_Instructions to follow:_ Only the lines containing "Windows" should appear in the answer, copied from the listing below.

+++ Supplied material

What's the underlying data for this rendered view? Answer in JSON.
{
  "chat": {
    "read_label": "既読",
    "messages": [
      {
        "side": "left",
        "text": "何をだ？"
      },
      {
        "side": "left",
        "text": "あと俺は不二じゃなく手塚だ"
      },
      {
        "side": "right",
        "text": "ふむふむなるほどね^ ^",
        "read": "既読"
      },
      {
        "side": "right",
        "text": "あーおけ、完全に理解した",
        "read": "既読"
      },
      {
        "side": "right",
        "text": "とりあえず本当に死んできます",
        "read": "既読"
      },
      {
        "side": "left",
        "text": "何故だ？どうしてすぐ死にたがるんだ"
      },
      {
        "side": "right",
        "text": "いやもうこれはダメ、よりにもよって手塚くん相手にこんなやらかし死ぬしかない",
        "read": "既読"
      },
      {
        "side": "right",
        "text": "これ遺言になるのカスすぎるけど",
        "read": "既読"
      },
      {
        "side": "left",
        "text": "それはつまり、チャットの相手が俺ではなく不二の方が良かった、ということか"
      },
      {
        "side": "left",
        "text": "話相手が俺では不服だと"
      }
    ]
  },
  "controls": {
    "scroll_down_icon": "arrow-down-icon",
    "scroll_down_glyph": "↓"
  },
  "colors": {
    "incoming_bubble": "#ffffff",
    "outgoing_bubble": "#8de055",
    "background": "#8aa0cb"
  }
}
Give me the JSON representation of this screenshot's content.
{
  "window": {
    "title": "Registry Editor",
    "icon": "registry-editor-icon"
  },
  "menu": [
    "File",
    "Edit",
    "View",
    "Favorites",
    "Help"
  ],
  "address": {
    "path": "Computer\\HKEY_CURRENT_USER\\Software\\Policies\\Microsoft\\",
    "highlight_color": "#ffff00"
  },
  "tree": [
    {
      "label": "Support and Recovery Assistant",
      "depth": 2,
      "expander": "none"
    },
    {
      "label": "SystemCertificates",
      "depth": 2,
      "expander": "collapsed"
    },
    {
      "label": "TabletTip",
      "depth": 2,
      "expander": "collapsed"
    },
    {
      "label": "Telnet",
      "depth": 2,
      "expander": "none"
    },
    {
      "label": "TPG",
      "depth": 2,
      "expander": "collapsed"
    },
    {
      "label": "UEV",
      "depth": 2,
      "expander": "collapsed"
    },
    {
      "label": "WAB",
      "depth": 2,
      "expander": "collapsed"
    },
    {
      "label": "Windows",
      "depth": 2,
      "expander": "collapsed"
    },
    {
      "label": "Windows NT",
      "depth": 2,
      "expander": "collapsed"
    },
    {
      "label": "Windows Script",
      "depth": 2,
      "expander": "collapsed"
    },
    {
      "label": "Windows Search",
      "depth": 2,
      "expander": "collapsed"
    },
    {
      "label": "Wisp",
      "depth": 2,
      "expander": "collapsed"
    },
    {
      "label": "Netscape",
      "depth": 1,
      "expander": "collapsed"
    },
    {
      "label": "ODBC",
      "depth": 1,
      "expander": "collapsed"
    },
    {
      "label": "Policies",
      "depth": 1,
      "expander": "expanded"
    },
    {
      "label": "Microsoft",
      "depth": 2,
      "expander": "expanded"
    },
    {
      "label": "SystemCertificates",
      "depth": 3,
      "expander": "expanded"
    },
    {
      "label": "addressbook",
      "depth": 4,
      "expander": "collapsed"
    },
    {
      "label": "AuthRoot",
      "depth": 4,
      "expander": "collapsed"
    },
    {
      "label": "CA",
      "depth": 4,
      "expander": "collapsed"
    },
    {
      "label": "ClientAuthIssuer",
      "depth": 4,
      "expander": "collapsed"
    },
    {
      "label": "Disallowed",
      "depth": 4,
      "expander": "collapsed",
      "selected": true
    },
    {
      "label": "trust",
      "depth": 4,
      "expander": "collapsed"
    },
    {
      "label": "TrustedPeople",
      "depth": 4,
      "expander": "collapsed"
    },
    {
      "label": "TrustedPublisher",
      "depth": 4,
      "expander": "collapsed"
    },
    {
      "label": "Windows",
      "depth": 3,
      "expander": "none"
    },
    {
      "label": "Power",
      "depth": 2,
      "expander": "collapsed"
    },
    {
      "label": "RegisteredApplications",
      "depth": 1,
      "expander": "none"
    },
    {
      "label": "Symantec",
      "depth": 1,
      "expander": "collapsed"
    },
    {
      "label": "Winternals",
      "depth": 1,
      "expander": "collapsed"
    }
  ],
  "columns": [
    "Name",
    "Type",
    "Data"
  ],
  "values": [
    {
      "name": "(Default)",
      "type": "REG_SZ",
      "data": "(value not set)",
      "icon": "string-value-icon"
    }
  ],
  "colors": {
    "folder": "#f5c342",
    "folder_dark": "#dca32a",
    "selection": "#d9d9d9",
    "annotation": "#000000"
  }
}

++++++

_Written answer:_
      "label": "Windows",
      "label": "Windows NT",
      "label": "Windows Script",
      "label": "Windows Search",
      "label": "Windows",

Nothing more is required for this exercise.